He draws back at the last minute (when his uncovered iPhone screen develops a 1.5-inch crack), but he raises the issue of what happens with a protective case mutes the aesthetics of a device.
I understand what Engber means - one of the best parts about buying a new phone (or iPod or Zune or digital camera) is admiring its sleekness when you unbox it. Cases hide the sleekness, the shininess, the newness of the device.
Still, Engber’s argument has one major flaw. He says:
“I never drop my phone.”
Really? Never? Or he just hasn’t dropped it yet? No one plans to drop their phone. It just happens. Like when you’re sitting at a Dunkin’ Donuts high-top table and it falls out of your pocket, shattering into several pieces on the tile floor.

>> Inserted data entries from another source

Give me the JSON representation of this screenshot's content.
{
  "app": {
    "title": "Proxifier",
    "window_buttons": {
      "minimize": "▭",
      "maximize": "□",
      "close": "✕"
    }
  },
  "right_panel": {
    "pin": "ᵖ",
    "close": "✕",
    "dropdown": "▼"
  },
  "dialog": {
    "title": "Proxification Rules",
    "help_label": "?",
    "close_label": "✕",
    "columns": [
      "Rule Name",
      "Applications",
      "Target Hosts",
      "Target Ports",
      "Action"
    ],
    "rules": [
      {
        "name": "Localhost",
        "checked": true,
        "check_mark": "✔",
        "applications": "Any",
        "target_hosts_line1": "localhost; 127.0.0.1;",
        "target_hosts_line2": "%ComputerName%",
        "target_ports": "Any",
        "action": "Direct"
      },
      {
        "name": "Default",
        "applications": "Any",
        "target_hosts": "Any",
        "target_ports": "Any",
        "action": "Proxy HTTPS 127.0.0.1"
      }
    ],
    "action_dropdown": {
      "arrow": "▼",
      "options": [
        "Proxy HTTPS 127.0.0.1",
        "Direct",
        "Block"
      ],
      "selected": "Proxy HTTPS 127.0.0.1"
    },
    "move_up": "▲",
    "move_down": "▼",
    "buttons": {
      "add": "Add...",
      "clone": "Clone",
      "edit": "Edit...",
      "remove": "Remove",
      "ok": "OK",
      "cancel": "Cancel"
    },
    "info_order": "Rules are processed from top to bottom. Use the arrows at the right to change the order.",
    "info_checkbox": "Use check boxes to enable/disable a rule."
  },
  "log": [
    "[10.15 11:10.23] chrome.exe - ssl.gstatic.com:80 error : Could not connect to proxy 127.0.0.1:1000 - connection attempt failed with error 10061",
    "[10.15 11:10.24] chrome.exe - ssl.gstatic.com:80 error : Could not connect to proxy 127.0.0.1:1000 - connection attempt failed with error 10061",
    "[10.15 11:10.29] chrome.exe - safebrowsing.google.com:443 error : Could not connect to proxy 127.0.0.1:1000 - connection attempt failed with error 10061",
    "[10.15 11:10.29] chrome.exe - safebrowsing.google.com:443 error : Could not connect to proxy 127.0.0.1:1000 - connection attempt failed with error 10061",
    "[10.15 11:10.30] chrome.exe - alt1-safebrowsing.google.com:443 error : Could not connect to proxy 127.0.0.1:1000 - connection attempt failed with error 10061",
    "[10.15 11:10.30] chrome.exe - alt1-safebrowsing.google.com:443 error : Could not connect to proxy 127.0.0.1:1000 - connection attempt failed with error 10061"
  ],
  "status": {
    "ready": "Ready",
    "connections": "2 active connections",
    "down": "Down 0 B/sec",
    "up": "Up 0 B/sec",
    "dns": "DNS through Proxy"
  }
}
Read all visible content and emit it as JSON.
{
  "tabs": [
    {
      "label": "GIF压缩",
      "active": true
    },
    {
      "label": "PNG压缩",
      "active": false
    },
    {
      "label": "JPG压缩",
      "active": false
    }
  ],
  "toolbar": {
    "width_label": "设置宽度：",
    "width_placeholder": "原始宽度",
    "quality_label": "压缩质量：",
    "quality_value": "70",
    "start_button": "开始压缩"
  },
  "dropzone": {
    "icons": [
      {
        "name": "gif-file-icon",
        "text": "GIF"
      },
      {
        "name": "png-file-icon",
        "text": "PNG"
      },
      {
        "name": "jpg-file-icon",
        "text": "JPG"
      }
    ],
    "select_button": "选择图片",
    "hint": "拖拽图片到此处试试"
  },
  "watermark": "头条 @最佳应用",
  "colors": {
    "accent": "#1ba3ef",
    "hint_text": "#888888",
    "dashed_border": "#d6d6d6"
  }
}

So my (new and now-covered) Samsung Glyde might not look as nice as it did when I first took it out of the box. But it works - and that’s really the whole point, isn’t it?